AIM OF THE EXERCISE
Write the records out exactly, so that no picture remains in the copy.
-*-
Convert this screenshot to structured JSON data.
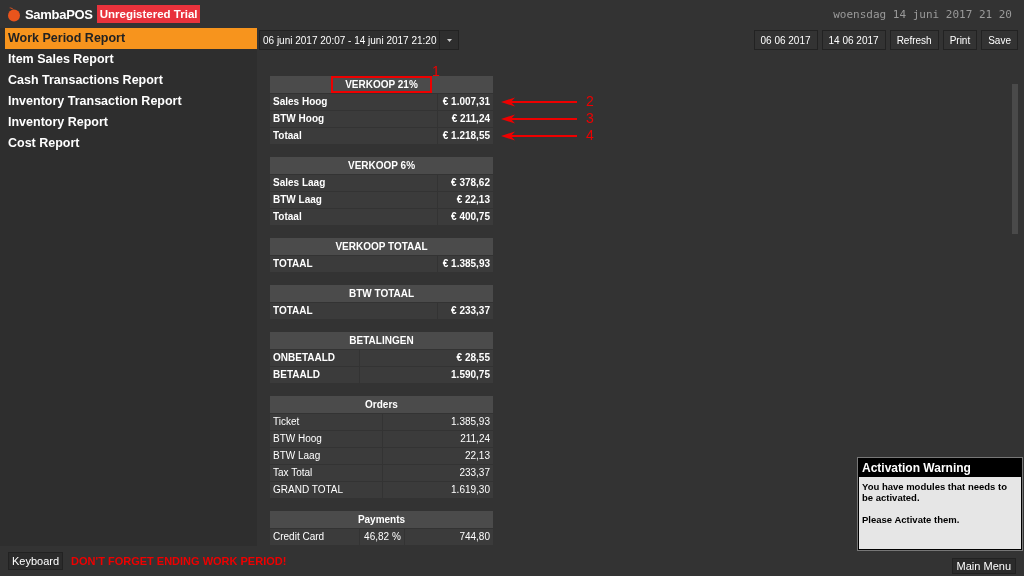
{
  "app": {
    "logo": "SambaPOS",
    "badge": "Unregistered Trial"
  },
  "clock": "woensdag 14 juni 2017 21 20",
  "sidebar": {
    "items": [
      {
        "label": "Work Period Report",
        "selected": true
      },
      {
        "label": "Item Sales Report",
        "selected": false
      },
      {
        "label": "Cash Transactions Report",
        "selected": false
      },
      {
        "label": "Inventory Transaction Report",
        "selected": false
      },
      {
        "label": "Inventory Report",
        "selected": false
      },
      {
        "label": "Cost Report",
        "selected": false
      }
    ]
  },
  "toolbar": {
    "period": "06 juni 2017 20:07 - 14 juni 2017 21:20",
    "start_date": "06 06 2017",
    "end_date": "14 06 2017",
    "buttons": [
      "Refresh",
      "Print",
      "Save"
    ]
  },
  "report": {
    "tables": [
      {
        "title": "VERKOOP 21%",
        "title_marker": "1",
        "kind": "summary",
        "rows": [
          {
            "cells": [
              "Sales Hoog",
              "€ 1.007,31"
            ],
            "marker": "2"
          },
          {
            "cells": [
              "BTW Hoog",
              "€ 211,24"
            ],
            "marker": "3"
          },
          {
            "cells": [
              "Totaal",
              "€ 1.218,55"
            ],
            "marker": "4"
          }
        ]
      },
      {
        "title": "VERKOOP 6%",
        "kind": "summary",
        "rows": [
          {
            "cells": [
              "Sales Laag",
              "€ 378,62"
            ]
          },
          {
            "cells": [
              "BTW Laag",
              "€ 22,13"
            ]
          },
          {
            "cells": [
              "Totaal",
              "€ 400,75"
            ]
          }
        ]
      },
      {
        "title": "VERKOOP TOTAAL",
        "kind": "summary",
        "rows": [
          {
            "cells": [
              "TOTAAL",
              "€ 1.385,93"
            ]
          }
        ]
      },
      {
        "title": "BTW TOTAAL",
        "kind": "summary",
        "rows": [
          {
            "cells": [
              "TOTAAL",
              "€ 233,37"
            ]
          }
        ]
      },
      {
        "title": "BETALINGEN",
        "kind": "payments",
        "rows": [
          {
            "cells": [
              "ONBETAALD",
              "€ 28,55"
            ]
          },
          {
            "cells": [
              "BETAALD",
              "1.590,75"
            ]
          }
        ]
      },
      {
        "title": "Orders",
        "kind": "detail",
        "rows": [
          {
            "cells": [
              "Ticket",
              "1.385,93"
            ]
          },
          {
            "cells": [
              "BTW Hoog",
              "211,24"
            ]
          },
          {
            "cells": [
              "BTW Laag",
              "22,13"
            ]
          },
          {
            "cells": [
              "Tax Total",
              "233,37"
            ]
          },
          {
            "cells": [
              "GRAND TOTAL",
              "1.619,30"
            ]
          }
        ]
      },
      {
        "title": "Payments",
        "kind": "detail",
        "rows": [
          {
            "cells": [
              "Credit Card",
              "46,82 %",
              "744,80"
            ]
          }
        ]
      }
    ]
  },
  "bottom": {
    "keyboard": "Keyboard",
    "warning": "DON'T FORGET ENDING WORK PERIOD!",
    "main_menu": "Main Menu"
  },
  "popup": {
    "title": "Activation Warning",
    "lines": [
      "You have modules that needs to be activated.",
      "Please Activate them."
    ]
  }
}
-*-
EXERCISE OUTPUT
Convert this screenshot to structured JSON data.
{
  "app": {
    "logo": "SambaPOS",
    "badge": "Unregistered Trial"
  },
  "clock": "woensdag 14 juni 2017 21 20",
  "sidebar": {
    "items": [
      {
        "label": "Work Period Report",
        "selected": true
      },
      {
        "label": "Item Sales Report",
        "selected": false
      },
      {
        "label": "Cash Transactions Report",
        "selected": false
      },
      {
        "label": "Inventory Transaction Report",
        "selected": false
      },
      {
        "label": "Inventory Report",
        "selected": false
      },
      {
        "label": "Cost Report",
        "selected": false
      }
    ]
  },
  "toolbar": {
    "period": "06 juni 2017 20:07 - 14 juni 2017 21:20",
    "start_date": "06 06 2017",
    "end_date": "14 06 2017",
    "buttons": [
      "Refresh",
      "Print",
      "Save"
    ]
  },
  "report": {
    "tables": [
      {
        "title": "VERKOOP 21%",
        "title_marker": "1",
        "kind": "summary",
        "rows": [
          {
            "cells": [
              "Sales Hoog",
              "€ 1.007,31"
            ],
            "marker": "2"
          },
          {
            "cells": [
              "BTW Hoog",
              "€ 211,24"
            ],
            "marker": "3"
          },
          {
            "cells": [
              "Totaal",
              "€ 1.218,55"
            ],
            "marker": "4"
          }
        ]
      },
      {
        "title": "VERKOOP 6%",
        "kind": "summary",
        "rows": [
          {
            "cells": [
              "Sales Laag",
              "€ 378,62"
            ]
          },
          {
            "cells": [
              "BTW Laag",
              "€ 22,13"
            ]
          },
          {
            "cells": [
              "Totaal",
              "€ 400,75"
            ]
          }
        ]
      },
      {
        "title": "VERKOOP TOTAAL",
        "kind": "summary",
        "rows": [
          {
            "cells": [
              "TOTAAL",
              "€ 1.385,93"
            ]
          }
        ]
      },
      {
        "title": "BTW TOTAAL",
        "kind": "summary",
        "rows": [
          {
            "cells": [
              "TOTAAL",
              "€ 233,37"
            ]
          }
        ]
      },
      {
        "title": "BETALINGEN",
        "kind": "payments",
        "rows": [
          {
            "cells": [
              "ONBETAALD",
              "€ 28,55"
            ]
          },
          {
            "cells": [
              "BETAALD",
              "1.590,75"
            ]
          }
        ]
      },
      {
        "title": "Orders",
        "kind": "detail",
        "rows": [
          {
            "cells": [
              "Ticket",
              "1.385,93"
            ]
          },
          {
            "cells": [
              "BTW Hoog",
              "211,24"
            ]
          },
          {
            "cells": [
              "BTW Laag",
              "22,13"
            ]
          },
          {
            "cells": [
              "Tax Total",
              "233,37"
            ]
          },
          {
            "cells": [
              "GRAND TOTAL",
              "1.619,30"
            ]
          }
        ]
      },
      {
        "title": "Payments",
        "kind": "detail",
        "rows": [
          {
            "cells": [
              "Credit Card",
              "46,82 %",
              "744,80"
            ]
          }
        ]
      }
    ]
  },
  "bottom": {
    "keyboard": "Keyboard",
    "warning": "DON'T FORGET ENDING WORK PERIOD!",
    "main_menu": "Main Menu"
  },
  "popup": {
    "title": "Activation Warning",
    "lines": [
      "You have modules that needs to be activated.",
      "Please Activate them."
    ]
  }
}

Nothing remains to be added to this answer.